The quality of the data is of equal importance. This quality is directly linked to the specifications of the camera utilized. Initially we use a high quality camera and other sensors could be easily added to the system.
All of the instruments must be linked to an automatic recording system in real-time, enabling not only to permanently save (backup) the data but also to study it afterwards.
The objective is not to want to record "beautiful UFO videos" but the idea is to use the varied measurement equipment (temperature, hygrometry, microwave, non-visible spectrum, etc.) in addition to videos from traditional cameras.
In fact the measurements of indirect data linked to a transitory unusual event, are sometimes as important, in terms of information, as a great video. It is the regrouping of several important physical parameters which will make it possible to be able to start to work out a theory on the possible nature of such or such phenomenon.
The future of such a project is indeed related at the same time to the relevance of the data collected, analyzed and treated, but also with the quality of its instrumentation, its evolution and how much area is covered.
The ICDV AMS project will evolve through later successive additions starting off with simple solutions, that once proven, will allow the place for more sophisticated equipment.
Some examples of sensors that could be added to the system :
The data gathered must be studied by competent people. We invite any interested parties to come and study the data and give their opinion. We do not wish to analyze the data ourselves. On one hand because we do not necessarily have the required expertise, and on the other hand because we lack the time we are forced to concentrate on other objectives (of which improving the technical aspects is one).
There is free access to the data. We also wish that other people would bring us their technical competence and to participate in the project. We think that by collaborating and pooling our competencies, this project will evolve.
We also encourage anyone who would like to launch a similar project in their region. The technical means for such a project are extremely variable. A little bit of savings and a bit of motivation is sufficient in general to start a good surveillance project. We put online several plans and diagrams that could help you install your own system. If we can help you set-up your project, of course we will. Please do not hesitate to contact us by email or by dropping in our forum.
There are currently (summer 2008) two automated station projects. The AMS that we call AMS V1 is the first version of the AMS.
Diagram that summarizes the system that regulates the operation of the AMS V1 station.
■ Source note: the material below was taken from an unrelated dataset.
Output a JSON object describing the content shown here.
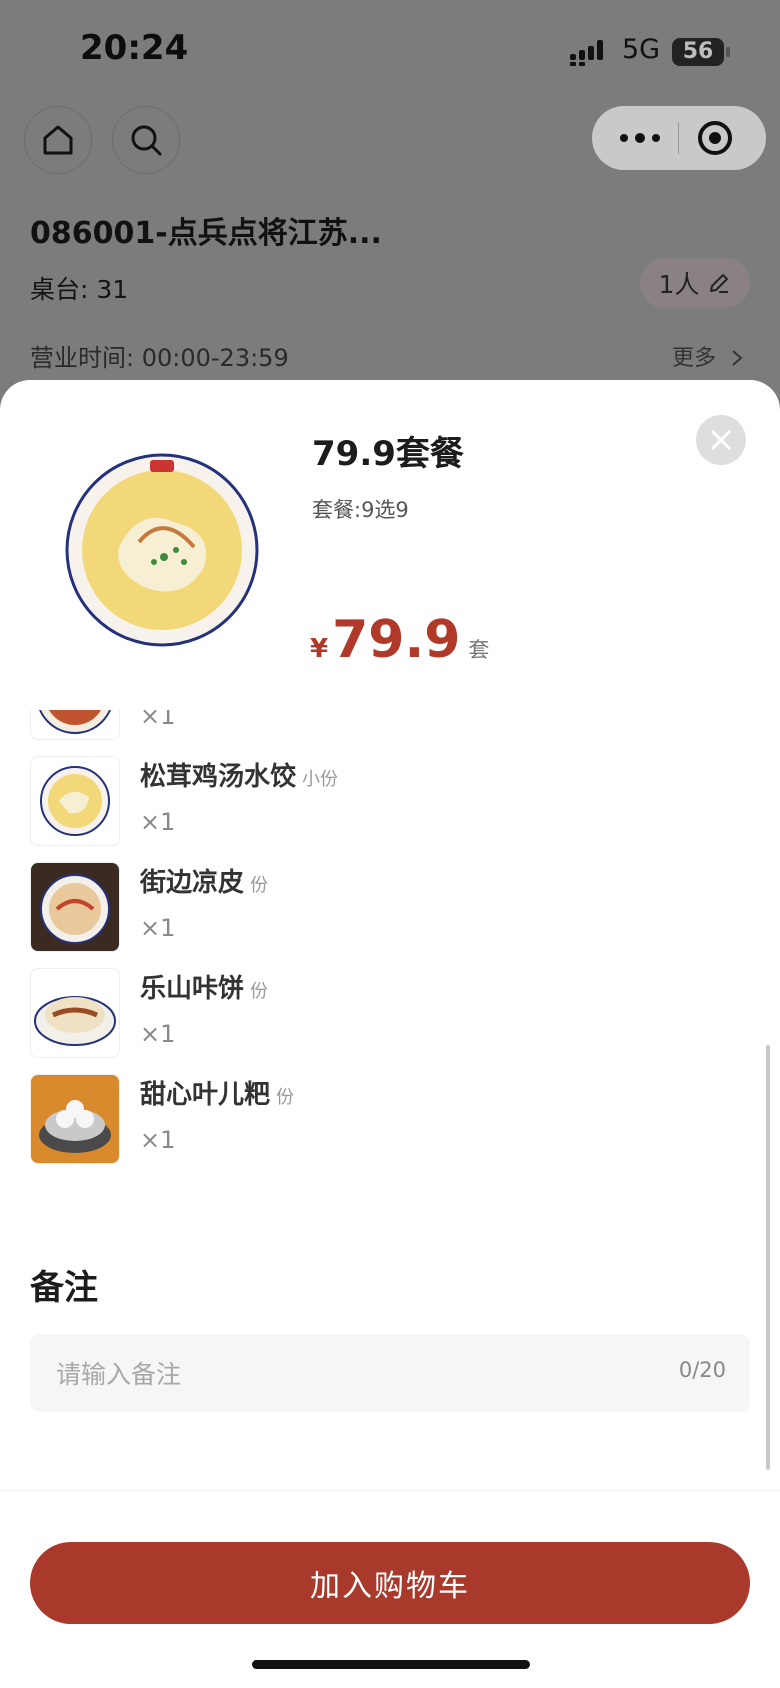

It was designed to be electrically autonomous. It operates during the night on batteries which have been recharged during the day by solar panels. We chose to film only at night for several reasons. The unexplained aerial phenomena seem to occur more frequently at night. In addition air traffic is less dense at night than during the day which eliminates many false alerts. But the essential reason for this choice to film only a night, is due to technological constraints of the AMS V1. Indeed the station must be entirely autonomous onsite and this on the average of eight hours per night. This operation at night supposes that the batteries are sufficiently charged to last the night. The detection system starts up a night/day timer which automatically activates the computer system once night has fallen. At dawn the same cell gives the opposite command so that everything is turned off in order to save energy.
This AMS is operational (except during maintenance). The videos that are online since 2007 come from this AMS.
We are currently setting up AMS V2 which will also be powered by solar energy. We will keep you informed when the setup is effective (the installation is planned for the Saint-Barnabé plateau, two minutes from the Col de Vence.
After the AMS V2 is functioning, the AMS V1 will be modified to change over to a 220V power supply. It will be a sort of trial AMS for AMS V2 and will be comprised of more sensors.
It will therefore be able to operate during the day because it will no longer depend on energy constraints.
The interior of the "220v" AMS V1 which is being developed.